Search Fine Minerals for Sale Online - The Arkenstone
Displaying 1-8 of 8 results.
Bellecombe, Val D'Aosta, Italy
Miniature, 4.9 x 4.9 x 3.1 cm
This rich, display-sized specimen hosts a number of elongated, sharply crystallized vesuvianites to nearly 2 cm. These are classic, forest-green vesuvianite crystals from the Italian Piedmont. Nice clusters like this have tended to stay in Italy with the collectors, and we seldom see (at least in the US) anything really good. Unique compared to other locales, these are immediately recognizable classics.
Thumbnail, 8.72 mm x 5.14 mm ; 1.19 cts

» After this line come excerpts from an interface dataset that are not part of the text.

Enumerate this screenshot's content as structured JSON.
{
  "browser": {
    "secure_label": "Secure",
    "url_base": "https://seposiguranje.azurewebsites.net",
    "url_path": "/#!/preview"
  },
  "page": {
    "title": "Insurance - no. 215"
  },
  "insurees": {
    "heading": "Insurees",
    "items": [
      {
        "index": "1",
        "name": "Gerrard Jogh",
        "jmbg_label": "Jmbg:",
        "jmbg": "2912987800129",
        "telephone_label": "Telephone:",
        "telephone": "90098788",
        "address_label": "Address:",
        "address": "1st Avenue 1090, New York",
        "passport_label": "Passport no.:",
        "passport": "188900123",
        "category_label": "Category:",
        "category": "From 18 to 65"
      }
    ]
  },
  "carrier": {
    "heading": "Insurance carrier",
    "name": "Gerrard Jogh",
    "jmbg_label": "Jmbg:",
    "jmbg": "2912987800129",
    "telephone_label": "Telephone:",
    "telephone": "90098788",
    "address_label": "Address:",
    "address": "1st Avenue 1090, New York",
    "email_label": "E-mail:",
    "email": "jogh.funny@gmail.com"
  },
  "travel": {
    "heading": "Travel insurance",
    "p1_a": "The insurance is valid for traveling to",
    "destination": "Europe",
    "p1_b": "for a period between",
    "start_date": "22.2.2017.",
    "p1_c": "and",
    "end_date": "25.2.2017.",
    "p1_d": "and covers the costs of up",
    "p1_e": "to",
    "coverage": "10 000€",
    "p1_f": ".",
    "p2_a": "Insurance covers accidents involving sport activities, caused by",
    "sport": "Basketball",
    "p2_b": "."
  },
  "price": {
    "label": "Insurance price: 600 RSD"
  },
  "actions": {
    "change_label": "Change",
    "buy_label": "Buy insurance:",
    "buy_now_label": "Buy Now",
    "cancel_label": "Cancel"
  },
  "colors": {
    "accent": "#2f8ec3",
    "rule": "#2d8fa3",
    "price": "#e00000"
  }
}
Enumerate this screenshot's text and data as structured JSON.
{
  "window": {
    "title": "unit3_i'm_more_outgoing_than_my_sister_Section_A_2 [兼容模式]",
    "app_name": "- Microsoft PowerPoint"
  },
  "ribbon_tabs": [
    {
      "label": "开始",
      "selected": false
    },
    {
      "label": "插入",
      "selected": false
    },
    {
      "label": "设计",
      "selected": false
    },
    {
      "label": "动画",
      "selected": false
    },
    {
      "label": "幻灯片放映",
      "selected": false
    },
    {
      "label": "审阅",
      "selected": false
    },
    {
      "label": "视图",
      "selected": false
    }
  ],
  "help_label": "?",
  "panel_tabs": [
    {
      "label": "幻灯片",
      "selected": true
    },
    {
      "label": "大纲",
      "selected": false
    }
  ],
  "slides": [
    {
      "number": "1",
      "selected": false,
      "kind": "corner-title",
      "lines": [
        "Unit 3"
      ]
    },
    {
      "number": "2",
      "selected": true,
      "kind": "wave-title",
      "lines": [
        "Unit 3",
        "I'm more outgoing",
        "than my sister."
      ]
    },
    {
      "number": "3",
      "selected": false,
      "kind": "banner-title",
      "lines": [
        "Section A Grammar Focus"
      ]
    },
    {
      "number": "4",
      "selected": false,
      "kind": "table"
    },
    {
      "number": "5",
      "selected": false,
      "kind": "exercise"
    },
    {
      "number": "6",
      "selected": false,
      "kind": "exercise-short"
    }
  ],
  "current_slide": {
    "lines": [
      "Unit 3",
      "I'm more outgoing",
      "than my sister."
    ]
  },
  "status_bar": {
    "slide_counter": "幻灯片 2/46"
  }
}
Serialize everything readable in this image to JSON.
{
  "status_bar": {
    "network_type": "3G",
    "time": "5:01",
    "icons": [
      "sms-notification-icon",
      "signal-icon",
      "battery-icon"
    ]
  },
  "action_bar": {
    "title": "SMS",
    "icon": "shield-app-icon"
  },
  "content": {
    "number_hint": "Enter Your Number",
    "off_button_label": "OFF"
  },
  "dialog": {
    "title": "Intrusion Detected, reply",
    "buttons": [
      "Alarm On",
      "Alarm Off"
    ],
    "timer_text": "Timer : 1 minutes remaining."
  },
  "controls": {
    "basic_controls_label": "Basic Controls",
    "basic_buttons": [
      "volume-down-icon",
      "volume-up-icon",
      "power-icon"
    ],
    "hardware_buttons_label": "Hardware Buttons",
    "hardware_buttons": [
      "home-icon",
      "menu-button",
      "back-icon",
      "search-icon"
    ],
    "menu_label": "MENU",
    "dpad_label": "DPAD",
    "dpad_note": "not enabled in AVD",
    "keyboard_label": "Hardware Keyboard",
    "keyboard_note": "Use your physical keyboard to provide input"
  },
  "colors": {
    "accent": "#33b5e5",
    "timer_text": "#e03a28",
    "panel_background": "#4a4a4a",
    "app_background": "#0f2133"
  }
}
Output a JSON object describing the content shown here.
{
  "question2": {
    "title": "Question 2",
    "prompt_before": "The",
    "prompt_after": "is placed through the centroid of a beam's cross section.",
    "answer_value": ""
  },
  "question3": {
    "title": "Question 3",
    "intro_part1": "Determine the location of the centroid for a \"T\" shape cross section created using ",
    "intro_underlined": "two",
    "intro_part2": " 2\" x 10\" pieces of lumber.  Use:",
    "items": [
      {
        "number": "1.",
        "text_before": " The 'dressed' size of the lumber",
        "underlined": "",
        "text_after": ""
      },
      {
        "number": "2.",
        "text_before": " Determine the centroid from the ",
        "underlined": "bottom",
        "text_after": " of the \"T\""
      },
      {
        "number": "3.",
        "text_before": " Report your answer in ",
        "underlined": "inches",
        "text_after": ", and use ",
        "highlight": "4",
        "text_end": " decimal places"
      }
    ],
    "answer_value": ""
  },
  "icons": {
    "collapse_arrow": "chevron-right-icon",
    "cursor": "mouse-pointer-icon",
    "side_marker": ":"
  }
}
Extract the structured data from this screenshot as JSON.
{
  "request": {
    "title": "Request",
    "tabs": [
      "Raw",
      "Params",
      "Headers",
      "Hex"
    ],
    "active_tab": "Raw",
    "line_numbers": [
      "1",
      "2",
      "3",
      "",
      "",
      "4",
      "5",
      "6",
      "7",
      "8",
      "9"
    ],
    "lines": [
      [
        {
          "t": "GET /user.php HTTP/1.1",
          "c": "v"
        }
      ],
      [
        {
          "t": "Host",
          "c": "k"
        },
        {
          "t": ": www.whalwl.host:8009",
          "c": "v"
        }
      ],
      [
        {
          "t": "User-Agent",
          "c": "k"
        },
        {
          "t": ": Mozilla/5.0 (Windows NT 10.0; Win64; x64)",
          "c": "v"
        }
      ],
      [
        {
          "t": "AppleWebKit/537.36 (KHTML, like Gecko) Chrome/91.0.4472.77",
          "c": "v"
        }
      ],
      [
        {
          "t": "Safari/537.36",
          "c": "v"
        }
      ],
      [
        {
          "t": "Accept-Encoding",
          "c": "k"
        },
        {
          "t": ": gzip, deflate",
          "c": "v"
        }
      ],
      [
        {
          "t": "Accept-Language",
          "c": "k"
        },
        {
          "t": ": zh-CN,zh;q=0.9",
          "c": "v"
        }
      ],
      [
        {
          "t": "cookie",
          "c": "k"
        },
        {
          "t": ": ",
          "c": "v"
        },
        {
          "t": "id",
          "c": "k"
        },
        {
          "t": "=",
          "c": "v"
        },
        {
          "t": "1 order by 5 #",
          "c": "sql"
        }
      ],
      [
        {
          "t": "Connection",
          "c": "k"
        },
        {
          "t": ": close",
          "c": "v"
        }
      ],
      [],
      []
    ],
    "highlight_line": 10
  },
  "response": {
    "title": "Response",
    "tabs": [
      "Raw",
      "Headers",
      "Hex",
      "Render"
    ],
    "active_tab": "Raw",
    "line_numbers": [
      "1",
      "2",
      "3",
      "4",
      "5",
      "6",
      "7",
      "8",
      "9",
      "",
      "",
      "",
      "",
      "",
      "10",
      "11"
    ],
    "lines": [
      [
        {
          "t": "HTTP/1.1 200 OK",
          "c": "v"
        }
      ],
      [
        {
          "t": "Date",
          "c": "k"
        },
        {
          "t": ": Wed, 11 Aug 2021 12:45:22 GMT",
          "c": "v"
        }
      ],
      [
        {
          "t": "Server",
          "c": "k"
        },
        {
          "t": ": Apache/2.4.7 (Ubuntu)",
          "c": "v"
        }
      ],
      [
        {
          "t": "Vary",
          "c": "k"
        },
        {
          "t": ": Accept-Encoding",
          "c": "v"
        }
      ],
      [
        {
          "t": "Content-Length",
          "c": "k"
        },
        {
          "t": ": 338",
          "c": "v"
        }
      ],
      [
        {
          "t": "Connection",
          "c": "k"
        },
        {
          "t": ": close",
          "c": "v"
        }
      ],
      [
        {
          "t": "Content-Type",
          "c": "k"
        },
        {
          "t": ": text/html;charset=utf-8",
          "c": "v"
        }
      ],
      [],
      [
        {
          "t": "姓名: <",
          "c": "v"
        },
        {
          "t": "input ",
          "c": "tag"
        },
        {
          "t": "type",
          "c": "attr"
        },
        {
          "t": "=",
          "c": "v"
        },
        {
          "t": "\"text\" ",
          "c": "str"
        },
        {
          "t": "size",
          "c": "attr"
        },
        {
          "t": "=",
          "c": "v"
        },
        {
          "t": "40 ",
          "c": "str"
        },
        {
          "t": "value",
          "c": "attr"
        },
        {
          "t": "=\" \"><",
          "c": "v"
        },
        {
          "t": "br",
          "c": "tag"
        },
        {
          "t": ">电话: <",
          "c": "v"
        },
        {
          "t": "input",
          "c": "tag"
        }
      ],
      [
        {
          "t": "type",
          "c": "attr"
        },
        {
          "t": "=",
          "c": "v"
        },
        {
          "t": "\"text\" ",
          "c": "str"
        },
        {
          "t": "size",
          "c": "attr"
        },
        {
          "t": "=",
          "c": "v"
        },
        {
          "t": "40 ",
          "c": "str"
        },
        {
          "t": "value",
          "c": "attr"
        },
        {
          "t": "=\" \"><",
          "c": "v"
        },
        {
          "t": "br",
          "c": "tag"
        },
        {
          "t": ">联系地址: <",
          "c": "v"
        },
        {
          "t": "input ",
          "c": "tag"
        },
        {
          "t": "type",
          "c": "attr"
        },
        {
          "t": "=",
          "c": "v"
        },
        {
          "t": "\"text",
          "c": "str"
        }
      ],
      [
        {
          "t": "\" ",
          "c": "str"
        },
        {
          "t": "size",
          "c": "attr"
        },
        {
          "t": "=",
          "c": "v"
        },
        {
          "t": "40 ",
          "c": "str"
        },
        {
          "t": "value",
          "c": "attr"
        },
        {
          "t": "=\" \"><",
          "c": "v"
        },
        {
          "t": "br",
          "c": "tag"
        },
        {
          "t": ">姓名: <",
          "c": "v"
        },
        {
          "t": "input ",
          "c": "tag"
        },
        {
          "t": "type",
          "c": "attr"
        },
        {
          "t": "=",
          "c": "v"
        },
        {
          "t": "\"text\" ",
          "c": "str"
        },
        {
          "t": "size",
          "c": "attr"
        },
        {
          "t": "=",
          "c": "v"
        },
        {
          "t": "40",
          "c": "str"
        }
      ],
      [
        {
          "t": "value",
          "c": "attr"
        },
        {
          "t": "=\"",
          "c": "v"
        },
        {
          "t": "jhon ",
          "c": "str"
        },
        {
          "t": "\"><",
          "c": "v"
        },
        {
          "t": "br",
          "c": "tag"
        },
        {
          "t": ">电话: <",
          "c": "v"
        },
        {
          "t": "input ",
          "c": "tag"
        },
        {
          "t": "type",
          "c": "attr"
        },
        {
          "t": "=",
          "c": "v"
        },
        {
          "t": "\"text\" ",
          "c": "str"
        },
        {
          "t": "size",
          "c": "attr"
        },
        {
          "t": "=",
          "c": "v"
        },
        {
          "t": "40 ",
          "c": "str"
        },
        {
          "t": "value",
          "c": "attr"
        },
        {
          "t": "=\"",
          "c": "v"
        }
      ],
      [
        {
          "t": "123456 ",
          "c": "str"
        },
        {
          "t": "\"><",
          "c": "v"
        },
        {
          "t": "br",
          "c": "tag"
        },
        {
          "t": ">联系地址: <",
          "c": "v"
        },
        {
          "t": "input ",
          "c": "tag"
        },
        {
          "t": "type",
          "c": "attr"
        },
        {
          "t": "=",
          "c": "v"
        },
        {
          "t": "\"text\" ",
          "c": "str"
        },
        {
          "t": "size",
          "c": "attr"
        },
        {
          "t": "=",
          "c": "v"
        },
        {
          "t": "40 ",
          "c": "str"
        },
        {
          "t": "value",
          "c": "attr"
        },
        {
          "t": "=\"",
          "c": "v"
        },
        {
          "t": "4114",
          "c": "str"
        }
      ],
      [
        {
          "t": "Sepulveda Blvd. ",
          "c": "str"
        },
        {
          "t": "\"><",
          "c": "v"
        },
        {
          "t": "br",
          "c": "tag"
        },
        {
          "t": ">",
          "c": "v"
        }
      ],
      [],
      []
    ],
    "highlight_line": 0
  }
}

Vesuvianite is one of the rarest and lesser known collector gems out there. When properly cut it is as bright and attractive as Garnet for which this material strongly resembles. This material occurs in a myriad of colors ranging from brown to yellow to green to red and even pink. The two most sought after colors in the gem world are green and red. This particular gem is from the new finds of Vesuvianite in Kenya, and is a beautiful golden color, very very slightly included gem with a "Pear" cut. This stone is a very good unique color and not a dark green or a dull green. A lovely hard to find bright green Vesuvianite for any collector.
Bellecombe, Chatillon, Aosta Valley, Italy
Thumbnail, 3 x 1.7 x 1.5 cm
This is a beautiful combination of rich reddish, extremely large crystals of Vesuvianites sprinkled with many tiny gemmy garnets (hessonite) that form a glittering background to the upright Vesuvianite crystal. The Vesuvianites have excellent luster and classic vertical striations, as well as very fine and full terminations. The aesthetics of this piece are truly amazing and it is a world class example of htis Italian classic. It really should be a miniature, if smallish perhaps. BUT, if put in a box diagonally, it can fit in a TN box. This is one of the finest such crystals I have seen for sale and is surely old.
Thumbnail, 15.6 x 11.3 mm ; 8.10 carats
This material is a variety of Vesuvianite, that is sometimes called "California Jade". The name for this stone is actually pretty old, and dates back to the days of noted gemologist George Kunz who first described the material. At the time, he thought it was a new form of jade, but Vesuvianite is often confused for other minerals. This "Oval" cut stone is actually a very good quality gem for this material as it has great translucency, and amazingly rich color. The stone is a bit cloudy, but has a nice green color that shows up very well.
Jeffrey Mine, Asbestos, Quebec, Canada
Miniature, 5.0 x 3.0 x 2.8 cm
Overall, the finest vesuvianites in the world, both green and purple, came from this great open pit mine. Now closed, the mine produced few specimens of the aesthetic quality of this cluster: which is gemmy, lustrous, and has a very pleasing apple green color. The largest crystal measures 3.3 cm in length. Complete all around! This small group came from an old stash, and I expect few more such to show up on the market over time. THIS HAS BETTER COLOR, more green, in person!
Jeffrey Mine, Asbestos, Quebec, Canada
Small Cabinet, 6.1 x 3.5 x 3.4 cm
This large and undamaged matrix specimen is covered with gemmy, lustrous, apple green crystals of vesuvianite, to 2.0 cm in length. There are also elongated 2mm crystals of an opaque, dark green, mineral scattered on several vesuvianite crystals, which have been analyzed as acicular groutite, a manganese oxide. This is a very good, relatively large specimen anyways, but the groutite adds a neat touch.
Jeffrey Mine, Sabestos, Quebec, Canada
Miniature, 5.1 x 4.4 x 3.6 cm
These come from the now-defunct Jeffrey Mine in Canada, which once was the largest asbestos producer in North America, I think. The color on this piece is amazing! Most are green, from here. The few that are purple, tend to be lavender colored or mixed with green tones. The brilliant glassy luster and deep purple color of this piece set it on a level apart from most (and ANY mn-vesuvianite is quite rare, really). Although the photos are good, the piece is actually quite a bit better and more 3-dimensional in person and a good bit more intense purple in fluorescent room lights than in halogen as photographed here. It is not pristine, but is nearly so, and certainly on the major crystals where it matters. This piece is from the Ken Rippere collection. Joe Budd Photos.